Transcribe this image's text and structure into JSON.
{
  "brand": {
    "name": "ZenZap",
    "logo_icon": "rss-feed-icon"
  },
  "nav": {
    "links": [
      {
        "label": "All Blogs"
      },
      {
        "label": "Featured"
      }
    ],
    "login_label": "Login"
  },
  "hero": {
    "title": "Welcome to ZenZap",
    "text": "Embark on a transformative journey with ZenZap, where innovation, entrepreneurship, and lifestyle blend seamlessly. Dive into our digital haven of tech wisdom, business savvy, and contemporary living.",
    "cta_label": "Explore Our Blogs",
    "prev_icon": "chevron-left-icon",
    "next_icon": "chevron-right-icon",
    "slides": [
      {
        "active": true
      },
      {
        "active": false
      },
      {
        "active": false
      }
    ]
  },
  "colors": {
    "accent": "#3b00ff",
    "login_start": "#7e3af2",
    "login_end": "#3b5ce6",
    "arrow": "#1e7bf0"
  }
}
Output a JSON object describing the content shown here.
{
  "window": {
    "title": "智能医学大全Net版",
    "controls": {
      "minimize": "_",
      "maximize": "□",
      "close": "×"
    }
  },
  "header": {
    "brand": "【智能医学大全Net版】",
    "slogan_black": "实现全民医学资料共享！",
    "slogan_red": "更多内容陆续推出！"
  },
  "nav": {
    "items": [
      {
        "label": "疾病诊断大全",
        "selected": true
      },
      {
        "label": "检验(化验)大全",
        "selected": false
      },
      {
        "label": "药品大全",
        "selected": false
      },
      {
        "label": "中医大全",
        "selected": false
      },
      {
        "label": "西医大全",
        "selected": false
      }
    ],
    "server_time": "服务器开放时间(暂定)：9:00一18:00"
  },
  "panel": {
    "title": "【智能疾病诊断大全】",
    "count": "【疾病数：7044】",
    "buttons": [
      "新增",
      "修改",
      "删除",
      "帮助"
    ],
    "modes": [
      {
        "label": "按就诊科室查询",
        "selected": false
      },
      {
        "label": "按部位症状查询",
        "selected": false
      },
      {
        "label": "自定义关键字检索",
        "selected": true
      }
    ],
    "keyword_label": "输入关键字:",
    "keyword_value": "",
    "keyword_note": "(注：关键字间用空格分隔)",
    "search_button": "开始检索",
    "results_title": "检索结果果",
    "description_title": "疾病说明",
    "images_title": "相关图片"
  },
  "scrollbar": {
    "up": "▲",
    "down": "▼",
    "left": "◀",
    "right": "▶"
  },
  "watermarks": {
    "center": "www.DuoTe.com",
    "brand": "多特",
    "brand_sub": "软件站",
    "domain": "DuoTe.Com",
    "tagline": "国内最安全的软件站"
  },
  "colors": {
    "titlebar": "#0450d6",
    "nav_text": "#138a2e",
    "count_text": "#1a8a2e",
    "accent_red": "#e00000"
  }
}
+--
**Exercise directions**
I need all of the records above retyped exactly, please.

**Reply to the exercise**
Transcribe this image's text and structure into JSON.
{
  "brand": {
    "name": "ZenZap",
    "logo_icon": "rss-feed-icon"
  },
  "nav": {
    "links": [
      {
        "label": "All Blogs"
      },
      {
        "label": "Featured"
      }
    ],
    "login_label": "Login"
  },
  "hero": {
    "title": "Welcome to ZenZap",
    "text": "Embark on a transformative journey with ZenZap, where innovation, entrepreneurship, and lifestyle blend seamlessly. Dive into our digital haven of tech wisdom, business savvy, and contemporary living.",
    "cta_label": "Explore Our Blogs",
    "prev_icon": "chevron-left-icon",
    "next_icon": "chevron-right-icon",
    "slides": [
      {
        "active": true
      },
      {
        "active": false
      },
      {
        "active": false
      }
    ]
  },
  "colors": {
    "accent": "#3b00ff",
    "login_start": "#7e3af2",
    "login_end": "#3b5ce6",
    "arrow": "#1e7bf0"
  }
}
Output a JSON object describing the content shown here.
{
  "window": {
    "title": "智能医学大全Net版",
    "controls": {
      "minimize": "_",
      "maximize": "□",
      "close": "×"
    }
  },
  "header": {
    "brand": "【智能医学大全Net版】",
    "slogan_black": "实现全民医学资料共享！",
    "slogan_red": "更多内容陆续推出！"
  },
  "nav": {
    "items": [
      {
        "label": "疾病诊断大全",
        "selected": true
      },
      {
        "label": "检验(化验)大全",
        "selected": false
      },
      {
        "label": "药品大全",
        "selected": false
      },
      {
        "label": "中医大全",
        "selected": false
      },
      {
        "label": "西医大全",
        "selected": false
      }
    ],
    "server_time": "服务器开放时间(暂定)：9:00一18:00"
  },
  "panel": {
    "title": "【智能疾病诊断大全】",
    "count": "【疾病数：7044】",
    "buttons": [
      "新增",
      "修改",
      "删除",
      "帮助"
    ],
    "modes": [
      {
        "label": "按就诊科室查询",
        "selected": false
      },
      {
        "label": "按部位症状查询",
        "selected": false
      },
      {
        "label": "自定义关键字检索",
        "selected": true
      }
    ],
    "keyword_label": "输入关键字:",
    "keyword_value": "",
    "keyword_note": "(注：关键字间用空格分隔)",
    "search_button": "开始检索",
    "results_title": "检索结果果",
    "description_title": "疾病说明",
    "images_title": "相关图片"
  },
  "scrollbar": {
    "up": "▲",
    "down": "▼",
    "left": "◀",
    "right": "▶"
  },
  "watermarks": {
    "center": "www.DuoTe.com",
    "brand": "多特",
    "brand_sub": "软件站",
    "domain": "DuoTe.Com",
    "tagline": "国内最安全的软件站"
  },
  "colors": {
    "titlebar": "#0450d6",
    "nav_text": "#138a2e",
    "count_text": "#1a8a2e",
    "accent_red": "#e00000"
  }
}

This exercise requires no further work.